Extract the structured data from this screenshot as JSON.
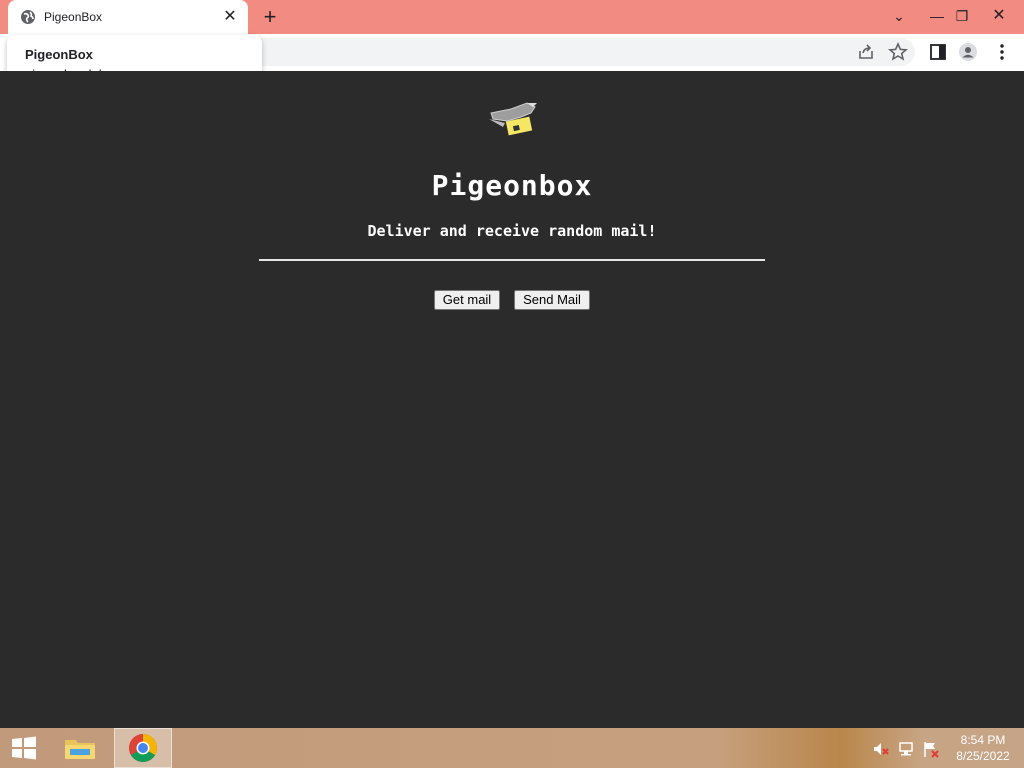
{
  "browser": {
    "tab_title": "PigeonBox",
    "tab_close": "✕",
    "new_tab": "+",
    "window_controls": {
      "chevron": "⌄",
      "minimize": "—",
      "restore": "❐",
      "close": "✕"
    }
  },
  "hover_card": {
    "title": "PigeonBox",
    "url": "pigeonbox.lol"
  },
  "page": {
    "logo_icon": "pigeon-mail-icon",
    "heading": "Pigeonbox",
    "tagline": "Deliver and receive random mail!",
    "buttons": {
      "get_mail": "Get mail",
      "send_mail": "Send Mail"
    }
  },
  "taskbar": {
    "time": "8:54 PM",
    "date": "8/25/2022"
  },
  "colors": {
    "titlebar": "#f28b82",
    "page_background": "#2b2b2b",
    "text": "#ffffff"
  }
}
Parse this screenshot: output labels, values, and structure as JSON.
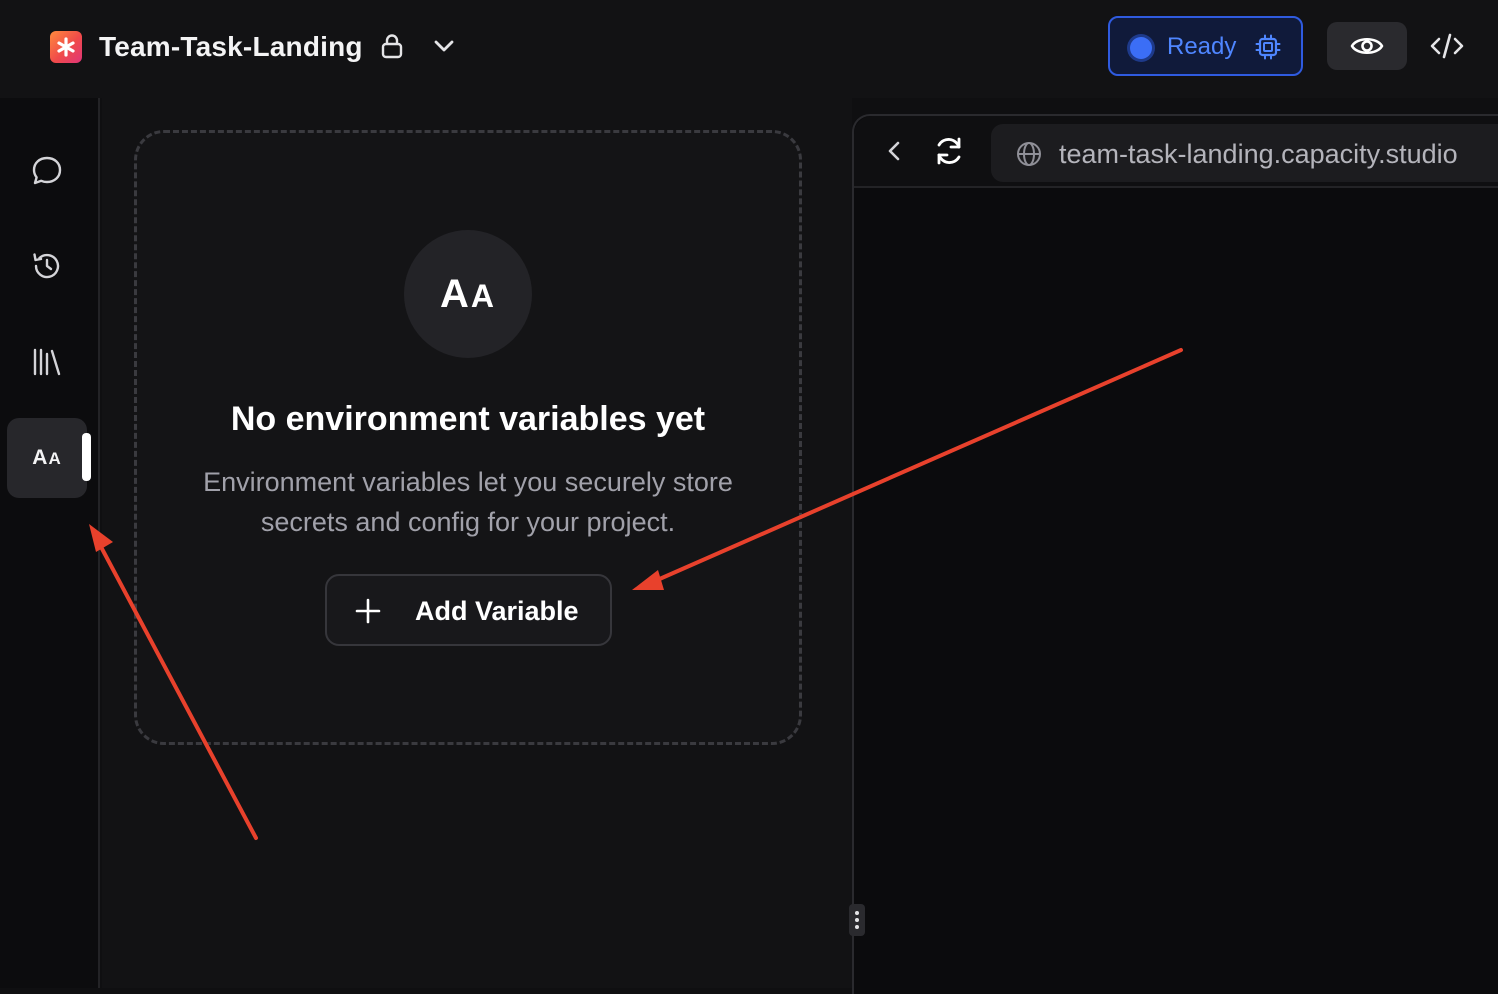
{
  "header": {
    "project_name": "Team-Task-Landing",
    "status_label": "Ready",
    "status_color": "#4f86ff",
    "icons": [
      "app-logo-icon",
      "lock-icon",
      "chevron-down-icon",
      "cpu-icon",
      "eye-icon",
      "code-icon"
    ]
  },
  "sidebar": {
    "items": [
      {
        "name": "chat",
        "icon": "chat-bubble-icon"
      },
      {
        "name": "history",
        "icon": "history-icon"
      },
      {
        "name": "library",
        "icon": "library-icon"
      },
      {
        "name": "environment-variables",
        "icon": "aa-icon",
        "label": "Aa",
        "active": true
      }
    ]
  },
  "empty_state": {
    "icon_label": "Aa",
    "title": "No environment variables yet",
    "description_line1": "Environment variables let you securely store",
    "description_line2": "secrets and config for your project.",
    "add_button_label": "Add Variable"
  },
  "preview": {
    "url": "team-task-landing.capacity.studio"
  },
  "annotation_color": "#e8412c"
}
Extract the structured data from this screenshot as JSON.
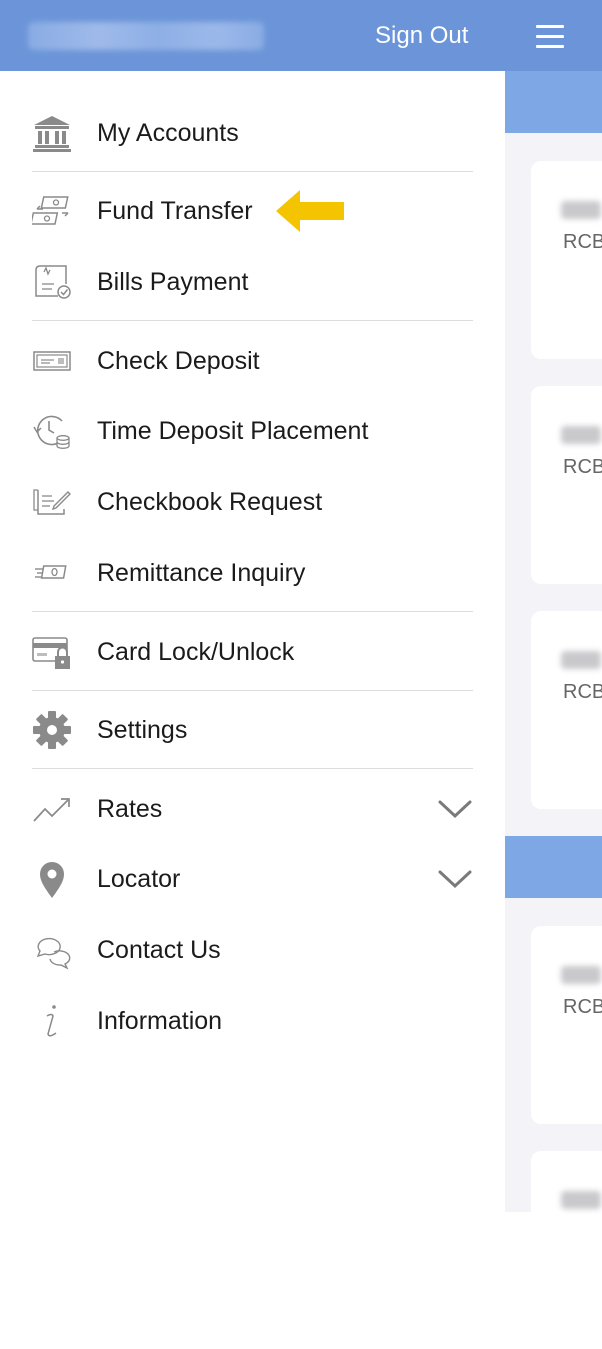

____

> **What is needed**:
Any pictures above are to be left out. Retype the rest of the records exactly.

> **Result of the exercise**:
Extract the structured data from this screenshot as JSON.
{
  "browser": {
    "tab_title": "PigeonBox",
    "tab_close": "✕",
    "new_tab": "+",
    "window_controls": {
      "chevron": "⌄",
      "minimize": "—",
      "restore": "❐",
      "close": "✕"
    }
  },
  "hover_card": {
    "title": "PigeonBox",
    "url": "pigeonbox.lol"
  },
  "page": {
    "logo_icon": "pigeon-mail-icon",
    "heading": "Pigeonbox",
    "tagline": "Deliver and receive random mail!",
    "buttons": {
      "get_mail": "Get mail",
      "send_mail": "Send Mail"
    }
  },
  "taskbar": {
    "time": "8:54 PM",
    "date": "8/25/2022"
  },
  "colors": {
    "titlebar": "#f28b82",
    "page_background": "#2b2b2b",
    "text": "#ffffff"
  }
}
Parse this screenshot: output labels, values, and structure as JSON.
{
  "header": {
    "project_name": "Team-Task-Landing",
    "status_label": "Ready",
    "status_color": "#4f86ff",
    "icons": [
      "app-logo-icon",
      "lock-icon",
      "chevron-down-icon",
      "cpu-icon",
      "eye-icon",
      "code-icon"
    ]
  },
  "sidebar": {
    "items": [
      {
        "name": "chat",
        "icon": "chat-bubble-icon"
      },
      {
        "name": "history",
        "icon": "history-icon"
      },
      {
        "name": "library",
        "icon": "library-icon"
      },
      {
        "name": "environment-variables",
        "icon": "aa-icon",
        "label": "Aa",
        "active": true
      }
    ]
  },
  "empty_state": {
    "icon_label": "Aa",
    "title": "No environment variables yet",
    "description_line1": "Environment variables let you securely store",
    "description_line2": "secrets and config for your project.",
    "add_button_label": "Add Variable"
  },
  "preview": {
    "url": "team-task-landing.capacity.studio"
  },
  "annotation_color": "#e8412c"
}
Extract the structured data from this screenshot as JSON.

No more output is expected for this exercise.